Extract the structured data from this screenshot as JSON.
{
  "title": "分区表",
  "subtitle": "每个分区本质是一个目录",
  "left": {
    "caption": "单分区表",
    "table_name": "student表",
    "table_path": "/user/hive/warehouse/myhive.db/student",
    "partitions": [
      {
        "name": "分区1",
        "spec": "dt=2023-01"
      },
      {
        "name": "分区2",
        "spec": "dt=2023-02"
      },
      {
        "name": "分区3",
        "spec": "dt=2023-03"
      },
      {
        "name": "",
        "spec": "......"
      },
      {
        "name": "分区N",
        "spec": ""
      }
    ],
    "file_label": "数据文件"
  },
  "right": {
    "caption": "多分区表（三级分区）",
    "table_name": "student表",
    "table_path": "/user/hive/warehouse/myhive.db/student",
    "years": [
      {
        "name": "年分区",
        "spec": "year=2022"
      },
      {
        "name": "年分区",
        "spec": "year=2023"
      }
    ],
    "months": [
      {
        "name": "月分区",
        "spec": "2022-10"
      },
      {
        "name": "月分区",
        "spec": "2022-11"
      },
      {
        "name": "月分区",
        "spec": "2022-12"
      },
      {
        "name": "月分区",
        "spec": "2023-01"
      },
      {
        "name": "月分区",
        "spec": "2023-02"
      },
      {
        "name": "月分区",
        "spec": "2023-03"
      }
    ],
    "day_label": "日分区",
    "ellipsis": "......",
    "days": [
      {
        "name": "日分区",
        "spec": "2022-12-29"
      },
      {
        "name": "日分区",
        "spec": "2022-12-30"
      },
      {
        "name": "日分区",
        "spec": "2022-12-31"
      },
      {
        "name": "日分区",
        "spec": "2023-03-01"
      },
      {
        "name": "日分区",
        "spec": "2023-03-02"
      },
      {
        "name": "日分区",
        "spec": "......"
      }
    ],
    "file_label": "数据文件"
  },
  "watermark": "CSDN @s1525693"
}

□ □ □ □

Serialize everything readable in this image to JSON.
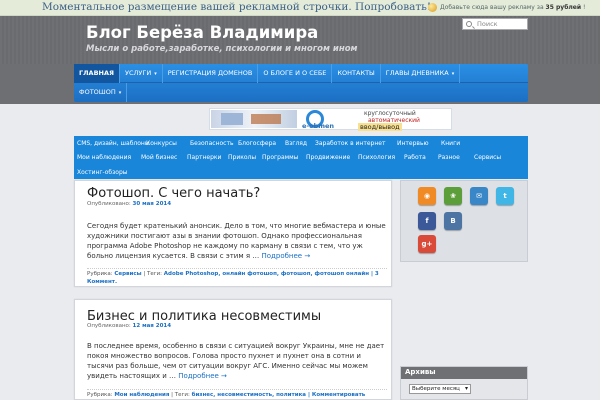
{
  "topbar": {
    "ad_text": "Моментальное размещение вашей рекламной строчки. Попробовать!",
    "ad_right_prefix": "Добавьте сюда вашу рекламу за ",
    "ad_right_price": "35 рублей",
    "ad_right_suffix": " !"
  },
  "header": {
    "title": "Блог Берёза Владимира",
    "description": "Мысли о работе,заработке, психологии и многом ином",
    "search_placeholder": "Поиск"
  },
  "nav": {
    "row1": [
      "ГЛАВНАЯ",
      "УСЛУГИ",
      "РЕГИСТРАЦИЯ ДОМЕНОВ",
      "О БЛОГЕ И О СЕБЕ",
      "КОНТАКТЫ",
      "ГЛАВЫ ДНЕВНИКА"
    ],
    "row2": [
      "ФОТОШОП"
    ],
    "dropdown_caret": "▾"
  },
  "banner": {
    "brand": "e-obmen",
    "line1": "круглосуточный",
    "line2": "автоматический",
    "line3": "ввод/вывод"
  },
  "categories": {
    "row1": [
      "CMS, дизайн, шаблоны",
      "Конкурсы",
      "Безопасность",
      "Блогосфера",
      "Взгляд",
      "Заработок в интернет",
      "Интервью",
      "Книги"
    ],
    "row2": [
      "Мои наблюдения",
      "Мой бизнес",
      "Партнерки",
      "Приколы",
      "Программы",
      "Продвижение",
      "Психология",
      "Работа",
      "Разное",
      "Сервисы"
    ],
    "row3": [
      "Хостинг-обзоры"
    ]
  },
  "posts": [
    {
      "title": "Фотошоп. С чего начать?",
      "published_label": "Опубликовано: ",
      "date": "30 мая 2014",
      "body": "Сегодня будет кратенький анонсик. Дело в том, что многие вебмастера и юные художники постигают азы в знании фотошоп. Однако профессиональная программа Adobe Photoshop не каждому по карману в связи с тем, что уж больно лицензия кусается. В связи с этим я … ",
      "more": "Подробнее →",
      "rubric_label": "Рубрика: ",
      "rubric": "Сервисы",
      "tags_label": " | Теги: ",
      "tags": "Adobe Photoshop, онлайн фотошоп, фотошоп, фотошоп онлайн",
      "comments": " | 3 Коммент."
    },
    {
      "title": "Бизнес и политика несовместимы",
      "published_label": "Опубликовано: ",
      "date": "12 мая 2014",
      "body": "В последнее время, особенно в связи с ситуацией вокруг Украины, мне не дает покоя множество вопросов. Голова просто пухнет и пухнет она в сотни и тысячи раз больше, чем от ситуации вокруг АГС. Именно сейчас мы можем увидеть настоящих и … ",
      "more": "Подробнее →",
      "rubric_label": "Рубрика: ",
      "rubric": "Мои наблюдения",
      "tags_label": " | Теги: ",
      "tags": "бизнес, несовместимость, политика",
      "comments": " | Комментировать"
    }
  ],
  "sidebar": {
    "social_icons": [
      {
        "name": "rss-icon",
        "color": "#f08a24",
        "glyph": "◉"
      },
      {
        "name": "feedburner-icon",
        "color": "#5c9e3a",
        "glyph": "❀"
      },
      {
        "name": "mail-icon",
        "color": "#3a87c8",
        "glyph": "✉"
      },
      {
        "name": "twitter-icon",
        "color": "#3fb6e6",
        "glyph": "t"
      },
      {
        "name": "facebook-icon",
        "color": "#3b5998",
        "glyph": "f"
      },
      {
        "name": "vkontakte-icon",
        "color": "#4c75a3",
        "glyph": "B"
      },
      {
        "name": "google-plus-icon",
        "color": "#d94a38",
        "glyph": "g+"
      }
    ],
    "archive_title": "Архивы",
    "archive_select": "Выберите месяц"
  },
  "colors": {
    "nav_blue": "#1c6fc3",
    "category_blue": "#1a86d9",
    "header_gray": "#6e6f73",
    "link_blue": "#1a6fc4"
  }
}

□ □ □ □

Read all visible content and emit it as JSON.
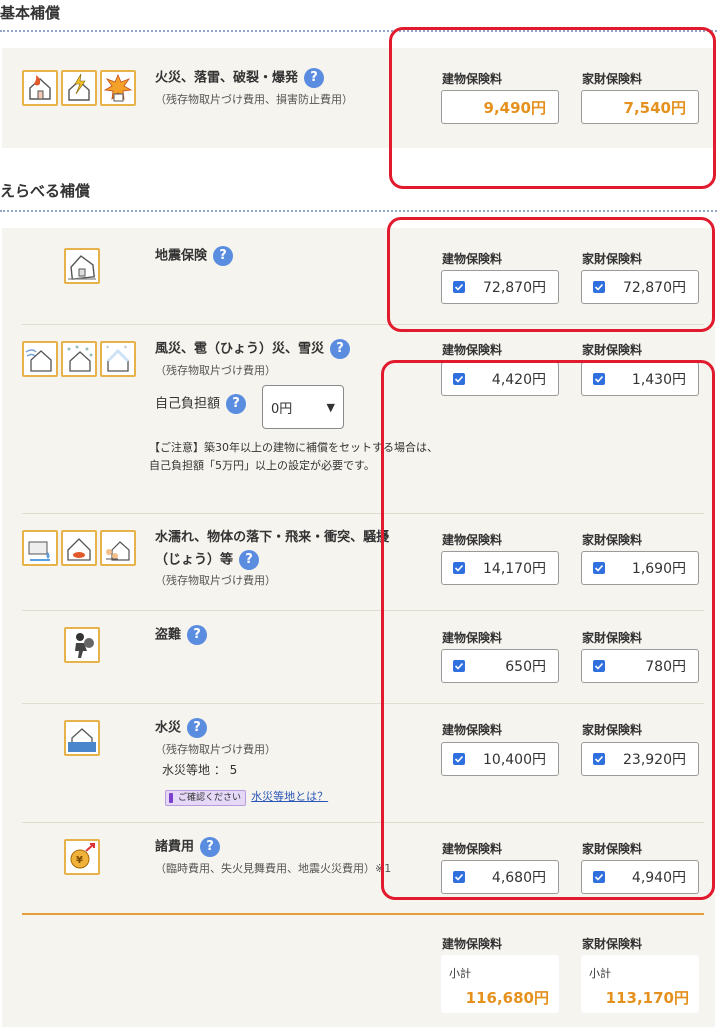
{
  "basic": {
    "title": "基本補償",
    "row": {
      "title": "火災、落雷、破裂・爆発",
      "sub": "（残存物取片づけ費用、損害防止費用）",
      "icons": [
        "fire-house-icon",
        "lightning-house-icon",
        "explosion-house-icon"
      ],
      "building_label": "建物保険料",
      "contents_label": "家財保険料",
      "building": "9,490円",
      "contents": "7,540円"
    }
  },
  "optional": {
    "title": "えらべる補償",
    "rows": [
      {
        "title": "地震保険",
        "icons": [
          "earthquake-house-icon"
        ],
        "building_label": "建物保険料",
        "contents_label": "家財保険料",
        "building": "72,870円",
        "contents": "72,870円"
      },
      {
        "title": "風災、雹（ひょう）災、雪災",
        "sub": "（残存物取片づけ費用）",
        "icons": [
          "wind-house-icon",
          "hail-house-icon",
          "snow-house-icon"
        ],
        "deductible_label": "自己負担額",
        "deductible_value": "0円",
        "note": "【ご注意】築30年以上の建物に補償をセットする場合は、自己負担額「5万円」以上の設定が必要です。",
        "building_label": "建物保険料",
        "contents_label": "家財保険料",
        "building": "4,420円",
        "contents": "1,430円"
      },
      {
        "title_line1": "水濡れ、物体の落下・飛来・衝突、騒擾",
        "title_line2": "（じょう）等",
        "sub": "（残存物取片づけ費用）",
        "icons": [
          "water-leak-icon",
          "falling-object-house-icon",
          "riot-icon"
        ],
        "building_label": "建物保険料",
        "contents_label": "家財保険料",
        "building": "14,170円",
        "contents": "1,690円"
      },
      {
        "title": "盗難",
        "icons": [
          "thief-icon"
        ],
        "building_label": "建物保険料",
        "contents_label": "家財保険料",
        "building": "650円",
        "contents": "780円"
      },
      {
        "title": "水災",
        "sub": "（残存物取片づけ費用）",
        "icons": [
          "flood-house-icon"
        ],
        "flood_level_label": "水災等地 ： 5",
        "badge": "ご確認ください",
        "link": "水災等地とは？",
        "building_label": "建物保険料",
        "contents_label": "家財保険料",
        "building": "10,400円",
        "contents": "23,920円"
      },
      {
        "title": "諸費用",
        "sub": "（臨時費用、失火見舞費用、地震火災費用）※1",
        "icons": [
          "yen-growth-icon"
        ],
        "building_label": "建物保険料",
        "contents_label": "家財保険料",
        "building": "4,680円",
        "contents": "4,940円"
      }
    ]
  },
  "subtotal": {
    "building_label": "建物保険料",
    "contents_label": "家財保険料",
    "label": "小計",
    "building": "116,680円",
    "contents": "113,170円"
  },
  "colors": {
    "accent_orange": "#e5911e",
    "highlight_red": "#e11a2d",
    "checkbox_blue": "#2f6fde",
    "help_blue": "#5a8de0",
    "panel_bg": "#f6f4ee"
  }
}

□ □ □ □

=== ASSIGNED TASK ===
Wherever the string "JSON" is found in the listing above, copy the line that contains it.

=== RESULT OF THIS EXERCISE ===
Extract the structured data from this screenshot as JSON.
Serialize everything readable in this image to JSON.
Read all visible content and emit it as JSON.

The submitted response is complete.